Börje was born on 20 June 1913. He studied medicine at the University of Lund, Sweden in the 1930s. Several years later Georg Kahlson invited him to join the physiology department of the University of Lund and he worked there for nearly 15 years. In 1942, he discovered that on stimulating the vagus nerve, a substance was released into the blood, which caused gastric secretion. This was a landmark in gastroenterology. It was many years later, after the development of radioimmunoassay (RIA), before this substance (gastrin) was finally identified. After the second World War, Börje went to the United States of America to continue working on gastric physiology with Professor Ivy of Northwestern University in Chicago. He had no laboratory assistant and so his wife worked as his technician! It was here that he met C. A. Dragstedt, a pharmacologist who was well known for his work on the role of histamine in anaphylactic reactions, and Börje started his interest in this biogenic amine. A year later, Börje returned to Sweden and continued his vasodilator research, using the techniques which he had learnt in America. Soon after he was appointed to the new chair in physiology at Lund University, he moved to the chair in pharmacology at the Karolinska Institute, Stockholm. Here over the years, he built up a large and thriving department. One of the areas of research in this department was histamine, in particular the mechanism by which mast cells degranulate and then the mechanism of histamine storage and release from mast cell granules. In the early 1960s, Börje organised an international symposium on the ‘Modes of action of drugs’ and this was the start of a series of international pharmacological congresses and was a strong impetus to the development of pharmacology. It also led to the formation of the International Union of Pharmacologists (IUPHAR) with the first World Congress of Pharmacology in 1961 being headed by Börje in Stockholm.
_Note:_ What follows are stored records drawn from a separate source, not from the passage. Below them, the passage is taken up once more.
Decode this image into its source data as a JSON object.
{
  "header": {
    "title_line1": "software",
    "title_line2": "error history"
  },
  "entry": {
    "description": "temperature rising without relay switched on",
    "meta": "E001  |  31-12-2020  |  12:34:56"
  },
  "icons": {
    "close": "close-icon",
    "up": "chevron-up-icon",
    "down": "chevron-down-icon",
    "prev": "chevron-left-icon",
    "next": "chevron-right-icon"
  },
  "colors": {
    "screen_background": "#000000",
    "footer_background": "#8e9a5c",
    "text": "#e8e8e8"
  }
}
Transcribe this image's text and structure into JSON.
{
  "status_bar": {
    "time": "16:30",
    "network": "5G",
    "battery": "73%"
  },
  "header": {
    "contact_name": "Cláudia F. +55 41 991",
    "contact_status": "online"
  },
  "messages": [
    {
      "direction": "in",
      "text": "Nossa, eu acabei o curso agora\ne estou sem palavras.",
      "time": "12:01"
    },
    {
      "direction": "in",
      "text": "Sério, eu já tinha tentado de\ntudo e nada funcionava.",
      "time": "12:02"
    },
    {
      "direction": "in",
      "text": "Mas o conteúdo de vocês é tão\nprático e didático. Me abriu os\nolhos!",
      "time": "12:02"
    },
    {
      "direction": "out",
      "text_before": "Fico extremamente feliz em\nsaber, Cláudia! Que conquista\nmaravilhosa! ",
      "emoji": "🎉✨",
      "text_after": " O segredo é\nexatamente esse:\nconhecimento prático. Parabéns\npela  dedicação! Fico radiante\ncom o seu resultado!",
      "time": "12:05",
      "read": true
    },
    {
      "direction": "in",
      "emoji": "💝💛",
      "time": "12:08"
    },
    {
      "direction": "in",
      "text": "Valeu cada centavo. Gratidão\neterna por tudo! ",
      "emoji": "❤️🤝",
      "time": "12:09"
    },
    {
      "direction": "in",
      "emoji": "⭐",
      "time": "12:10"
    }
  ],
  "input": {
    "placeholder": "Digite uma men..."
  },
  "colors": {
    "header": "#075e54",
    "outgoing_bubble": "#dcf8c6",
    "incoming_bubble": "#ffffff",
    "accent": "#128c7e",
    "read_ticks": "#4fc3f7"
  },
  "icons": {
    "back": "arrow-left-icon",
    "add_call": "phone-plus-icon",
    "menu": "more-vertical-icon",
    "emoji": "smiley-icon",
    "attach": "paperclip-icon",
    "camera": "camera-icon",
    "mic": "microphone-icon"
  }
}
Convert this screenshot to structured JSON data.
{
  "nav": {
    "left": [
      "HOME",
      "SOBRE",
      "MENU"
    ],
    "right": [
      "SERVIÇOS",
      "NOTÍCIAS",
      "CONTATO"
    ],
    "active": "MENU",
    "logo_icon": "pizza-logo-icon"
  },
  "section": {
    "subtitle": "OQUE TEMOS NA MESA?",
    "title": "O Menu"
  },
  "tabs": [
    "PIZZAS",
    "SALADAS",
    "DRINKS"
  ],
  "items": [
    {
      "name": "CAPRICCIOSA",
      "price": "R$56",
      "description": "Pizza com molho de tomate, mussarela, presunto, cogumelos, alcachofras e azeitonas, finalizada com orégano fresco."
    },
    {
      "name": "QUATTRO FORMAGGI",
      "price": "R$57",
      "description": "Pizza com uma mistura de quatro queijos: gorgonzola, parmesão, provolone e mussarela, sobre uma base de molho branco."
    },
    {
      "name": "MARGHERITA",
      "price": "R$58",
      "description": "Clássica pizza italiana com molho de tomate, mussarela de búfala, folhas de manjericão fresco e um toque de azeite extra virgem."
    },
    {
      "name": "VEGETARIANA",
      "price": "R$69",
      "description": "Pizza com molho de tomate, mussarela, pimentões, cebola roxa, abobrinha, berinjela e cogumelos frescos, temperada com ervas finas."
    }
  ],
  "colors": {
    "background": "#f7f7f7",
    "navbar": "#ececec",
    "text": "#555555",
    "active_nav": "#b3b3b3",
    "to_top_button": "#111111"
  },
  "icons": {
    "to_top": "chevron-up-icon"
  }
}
Even though Börje was officially retired, this did not stop his interest in pharmacology and in particular in histamine. He was a constant supporter of the EHRS and regularly attended our meetings. He could always be found giving supportive advice to the younger presenters. He did not lose the thirst for his science until his death on 5 November 2003, and it is still a continual stimulus to us all.